**Work instructions:**
From the first line to the last, reproduce the material exactly.

=-=-=-=-=

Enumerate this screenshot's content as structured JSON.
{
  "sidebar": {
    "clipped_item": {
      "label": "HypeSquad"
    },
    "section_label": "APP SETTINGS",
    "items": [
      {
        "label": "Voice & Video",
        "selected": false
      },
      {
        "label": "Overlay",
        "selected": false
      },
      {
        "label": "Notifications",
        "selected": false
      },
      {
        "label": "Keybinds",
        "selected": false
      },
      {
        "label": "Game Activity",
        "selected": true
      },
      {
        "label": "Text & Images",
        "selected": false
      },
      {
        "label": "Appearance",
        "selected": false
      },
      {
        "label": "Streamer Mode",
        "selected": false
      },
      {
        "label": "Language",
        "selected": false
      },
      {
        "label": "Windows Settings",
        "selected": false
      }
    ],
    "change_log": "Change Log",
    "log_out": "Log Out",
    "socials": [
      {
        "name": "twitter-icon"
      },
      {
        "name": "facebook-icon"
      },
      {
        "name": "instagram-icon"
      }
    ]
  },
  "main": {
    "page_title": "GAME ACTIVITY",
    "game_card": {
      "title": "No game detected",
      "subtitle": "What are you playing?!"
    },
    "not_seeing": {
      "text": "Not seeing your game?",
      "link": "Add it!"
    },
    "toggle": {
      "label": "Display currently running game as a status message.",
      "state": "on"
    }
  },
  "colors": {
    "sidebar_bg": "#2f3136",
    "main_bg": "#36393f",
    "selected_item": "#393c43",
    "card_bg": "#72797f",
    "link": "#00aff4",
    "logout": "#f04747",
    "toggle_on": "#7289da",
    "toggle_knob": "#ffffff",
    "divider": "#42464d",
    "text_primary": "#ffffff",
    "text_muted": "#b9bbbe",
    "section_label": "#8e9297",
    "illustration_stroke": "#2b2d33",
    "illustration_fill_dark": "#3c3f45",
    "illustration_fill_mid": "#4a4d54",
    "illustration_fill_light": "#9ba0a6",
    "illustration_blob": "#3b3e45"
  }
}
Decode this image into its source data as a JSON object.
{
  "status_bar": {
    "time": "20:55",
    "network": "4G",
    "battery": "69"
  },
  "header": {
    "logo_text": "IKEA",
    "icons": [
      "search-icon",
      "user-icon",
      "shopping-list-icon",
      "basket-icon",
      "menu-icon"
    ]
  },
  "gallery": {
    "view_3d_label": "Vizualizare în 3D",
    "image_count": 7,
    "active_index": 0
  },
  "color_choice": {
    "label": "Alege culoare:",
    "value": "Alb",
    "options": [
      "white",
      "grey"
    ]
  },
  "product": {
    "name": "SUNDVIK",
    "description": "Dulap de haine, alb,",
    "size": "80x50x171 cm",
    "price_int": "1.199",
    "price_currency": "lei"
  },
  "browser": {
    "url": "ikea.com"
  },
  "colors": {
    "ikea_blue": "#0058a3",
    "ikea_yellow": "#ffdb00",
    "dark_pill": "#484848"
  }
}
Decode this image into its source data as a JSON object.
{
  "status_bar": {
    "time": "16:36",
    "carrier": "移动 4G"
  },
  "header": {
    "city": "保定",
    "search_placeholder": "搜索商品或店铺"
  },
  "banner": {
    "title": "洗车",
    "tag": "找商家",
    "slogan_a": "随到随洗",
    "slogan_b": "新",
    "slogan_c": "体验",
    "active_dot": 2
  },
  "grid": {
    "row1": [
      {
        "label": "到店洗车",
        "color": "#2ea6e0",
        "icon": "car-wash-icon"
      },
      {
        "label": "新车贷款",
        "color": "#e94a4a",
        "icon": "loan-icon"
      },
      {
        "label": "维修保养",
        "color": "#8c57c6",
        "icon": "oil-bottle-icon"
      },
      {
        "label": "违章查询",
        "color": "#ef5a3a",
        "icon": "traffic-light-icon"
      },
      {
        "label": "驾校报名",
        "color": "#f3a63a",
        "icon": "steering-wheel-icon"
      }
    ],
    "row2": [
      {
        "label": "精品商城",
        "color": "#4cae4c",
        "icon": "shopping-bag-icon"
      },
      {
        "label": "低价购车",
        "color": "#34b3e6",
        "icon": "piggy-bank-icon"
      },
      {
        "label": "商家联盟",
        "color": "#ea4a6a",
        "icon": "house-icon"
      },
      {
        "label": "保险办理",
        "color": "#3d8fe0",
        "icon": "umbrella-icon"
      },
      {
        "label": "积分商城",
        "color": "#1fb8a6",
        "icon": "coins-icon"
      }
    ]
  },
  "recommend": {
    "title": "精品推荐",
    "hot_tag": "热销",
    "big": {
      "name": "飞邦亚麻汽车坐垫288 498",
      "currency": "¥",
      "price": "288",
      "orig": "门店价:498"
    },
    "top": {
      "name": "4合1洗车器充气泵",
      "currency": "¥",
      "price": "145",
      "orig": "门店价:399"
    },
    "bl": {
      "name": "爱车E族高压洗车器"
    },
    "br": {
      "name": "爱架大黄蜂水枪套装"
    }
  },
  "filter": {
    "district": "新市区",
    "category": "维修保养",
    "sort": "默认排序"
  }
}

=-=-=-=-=

**Response below:**
Enumerate this screenshot's content as structured JSON.
{
  "sidebar": {
    "clipped_item": {
      "label": "HypeSquad"
    },
    "section_label": "APP SETTINGS",
    "items": [
      {
        "label": "Voice & Video",
        "selected": false
      },
      {
        "label": "Overlay",
        "selected": false
      },
      {
        "label": "Notifications",
        "selected": false
      },
      {
        "label": "Keybinds",
        "selected": false
      },
      {
        "label": "Game Activity",
        "selected": true
      },
      {
        "label": "Text & Images",
        "selected": false
      },
      {
        "label": "Appearance",
        "selected": false
      },
      {
        "label": "Streamer Mode",
        "selected": false
      },
      {
        "label": "Language",
        "selected": false
      },
      {
        "label": "Windows Settings",
        "selected": false
      }
    ],
    "change_log": "Change Log",
    "log_out": "Log Out",
    "socials": [
      {
        "name": "twitter-icon"
      },
      {
        "name": "facebook-icon"
      },
      {
        "name": "instagram-icon"
      }
    ]
  },
  "main": {
    "page_title": "GAME ACTIVITY",
    "game_card": {
      "title": "No game detected",
      "subtitle": "What are you playing?!"
    },
    "not_seeing": {
      "text": "Not seeing your game?",
      "link": "Add it!"
    },
    "toggle": {
      "label": "Display currently running game as a status message.",
      "state": "on"
    }
  },
  "colors": {
    "sidebar_bg": "#2f3136",
    "main_bg": "#36393f",
    "selected_item": "#393c43",
    "card_bg": "#72797f",
    "link": "#00aff4",
    "logout": "#f04747",
    "toggle_on": "#7289da",
    "toggle_knob": "#ffffff",
    "divider": "#42464d",
    "text_primary": "#ffffff",
    "text_muted": "#b9bbbe",
    "section_label": "#8e9297",
    "illustration_stroke": "#2b2d33",
    "illustration_fill_dark": "#3c3f45",
    "illustration_fill_mid": "#4a4d54",
    "illustration_fill_light": "#9ba0a6",
    "illustration_blob": "#3b3e45"
  }
}
Decode this image into its source data as a JSON object.
{
  "status_bar": {
    "time": "20:55",
    "network": "4G",
    "battery": "69"
  },
  "header": {
    "logo_text": "IKEA",
    "icons": [
      "search-icon",
      "user-icon",
      "shopping-list-icon",
      "basket-icon",
      "menu-icon"
    ]
  },
  "gallery": {
    "view_3d_label": "Vizualizare în 3D",
    "image_count": 7,
    "active_index": 0
  },
  "color_choice": {
    "label": "Alege culoare:",
    "value": "Alb",
    "options": [
      "white",
      "grey"
    ]
  },
  "product": {
    "name": "SUNDVIK",
    "description": "Dulap de haine, alb,",
    "size": "80x50x171 cm",
    "price_int": "1.199",
    "price_currency": "lei"
  },
  "browser": {
    "url": "ikea.com"
  },
  "colors": {
    "ikea_blue": "#0058a3",
    "ikea_yellow": "#ffdb00",
    "dark_pill": "#484848"
  }
}
Decode this image into its source data as a JSON object.
{
  "status_bar": {
    "time": "16:36",
    "carrier": "移动 4G"
  },
  "header": {
    "city": "保定",
    "search_placeholder": "搜索商品或店铺"
  },
  "banner": {
    "title": "洗车",
    "tag": "找商家",
    "slogan_a": "随到随洗",
    "slogan_b": "新",
    "slogan_c": "体验",
    "active_dot": 2
  },
  "grid": {
    "row1": [
      {
        "label": "到店洗车",
        "color": "#2ea6e0",
        "icon": "car-wash-icon"
      },
      {
        "label": "新车贷款",
        "color": "#e94a4a",
        "icon": "loan-icon"
      },
      {
        "label": "维修保养",
        "color": "#8c57c6",
        "icon": "oil-bottle-icon"
      },
      {
        "label": "违章查询",
        "color": "#ef5a3a",
        "icon": "traffic-light-icon"
      },
      {
        "label": "驾校报名",
        "color": "#f3a63a",
        "icon": "steering-wheel-icon"
      }
    ],
    "row2": [
      {
        "label": "精品商城",
        "color": "#4cae4c",
        "icon": "shopping-bag-icon"
      },
      {
        "label": "低价购车",
        "color": "#34b3e6",
        "icon": "piggy-bank-icon"
      },
      {
        "label": "商家联盟",
        "color": "#ea4a6a",
        "icon": "house-icon"
      },
      {
        "label": "保险办理",
        "color": "#3d8fe0",
        "icon": "umbrella-icon"
      },
      {
        "label": "积分商城",
        "color": "#1fb8a6",
        "icon": "coins-icon"
      }
    ]
  },
  "recommend": {
    "title": "精品推荐",
    "hot_tag": "热销",
    "big": {
      "name": "飞邦亚麻汽车坐垫288 498",
      "currency": "¥",
      "price": "288",
      "orig": "门店价:498"
    },
    "top": {
      "name": "4合1洗车器充气泵",
      "currency": "¥",
      "price": "145",
      "orig": "门店价:399"
    },
    "bl": {
      "name": "爱车E族高压洗车器"
    },
    "br": {
      "name": "爱架大黄蜂水枪套装"
    }
  },
  "filter": {
    "district": "新市区",
    "category": "维修保养",
    "sort": "默认排序"
  }
}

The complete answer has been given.